→ RECORDS PROVIDED:
------------------------------

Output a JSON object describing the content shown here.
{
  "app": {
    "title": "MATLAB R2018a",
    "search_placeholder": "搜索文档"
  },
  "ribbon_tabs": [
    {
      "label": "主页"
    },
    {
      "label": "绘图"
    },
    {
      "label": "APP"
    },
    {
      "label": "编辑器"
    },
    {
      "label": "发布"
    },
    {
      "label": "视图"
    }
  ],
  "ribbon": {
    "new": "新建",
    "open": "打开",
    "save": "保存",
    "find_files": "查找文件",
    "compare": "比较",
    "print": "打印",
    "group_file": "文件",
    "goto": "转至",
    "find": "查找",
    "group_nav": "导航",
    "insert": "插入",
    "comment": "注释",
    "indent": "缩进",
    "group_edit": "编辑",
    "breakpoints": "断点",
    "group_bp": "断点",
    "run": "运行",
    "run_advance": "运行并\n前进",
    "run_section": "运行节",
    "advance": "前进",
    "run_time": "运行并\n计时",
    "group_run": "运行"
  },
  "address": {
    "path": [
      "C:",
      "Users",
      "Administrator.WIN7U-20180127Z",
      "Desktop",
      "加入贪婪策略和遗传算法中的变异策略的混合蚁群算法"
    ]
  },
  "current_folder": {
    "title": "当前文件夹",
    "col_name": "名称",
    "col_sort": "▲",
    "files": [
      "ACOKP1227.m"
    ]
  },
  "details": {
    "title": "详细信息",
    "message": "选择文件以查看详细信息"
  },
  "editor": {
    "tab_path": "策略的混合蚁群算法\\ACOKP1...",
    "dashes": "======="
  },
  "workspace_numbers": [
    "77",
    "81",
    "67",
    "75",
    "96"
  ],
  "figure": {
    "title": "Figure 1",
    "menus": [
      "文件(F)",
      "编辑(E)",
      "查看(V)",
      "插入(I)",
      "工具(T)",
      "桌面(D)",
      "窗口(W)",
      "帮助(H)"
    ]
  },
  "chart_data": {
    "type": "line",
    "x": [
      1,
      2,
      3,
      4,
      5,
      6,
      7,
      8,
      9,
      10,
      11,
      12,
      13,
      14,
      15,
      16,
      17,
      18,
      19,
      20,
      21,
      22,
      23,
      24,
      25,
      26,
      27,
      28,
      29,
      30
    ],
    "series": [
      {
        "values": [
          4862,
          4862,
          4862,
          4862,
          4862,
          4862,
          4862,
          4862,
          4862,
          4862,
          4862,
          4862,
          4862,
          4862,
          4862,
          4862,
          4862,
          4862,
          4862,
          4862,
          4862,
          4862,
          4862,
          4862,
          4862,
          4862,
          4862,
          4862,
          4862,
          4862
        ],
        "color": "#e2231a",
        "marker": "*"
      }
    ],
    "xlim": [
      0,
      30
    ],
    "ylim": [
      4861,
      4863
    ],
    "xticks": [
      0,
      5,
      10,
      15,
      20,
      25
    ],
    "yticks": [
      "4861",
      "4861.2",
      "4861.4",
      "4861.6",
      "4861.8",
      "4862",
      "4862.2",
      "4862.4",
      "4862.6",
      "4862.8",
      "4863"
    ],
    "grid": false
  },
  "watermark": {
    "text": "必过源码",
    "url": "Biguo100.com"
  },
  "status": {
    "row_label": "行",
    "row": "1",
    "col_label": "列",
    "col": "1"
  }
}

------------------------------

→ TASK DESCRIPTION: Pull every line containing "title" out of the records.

→ ANSWER AREA:
    "title": "MATLAB R2018a",
    "title": "当前文件夹",
    "title": "详细信息",
    "title": "Figure 1",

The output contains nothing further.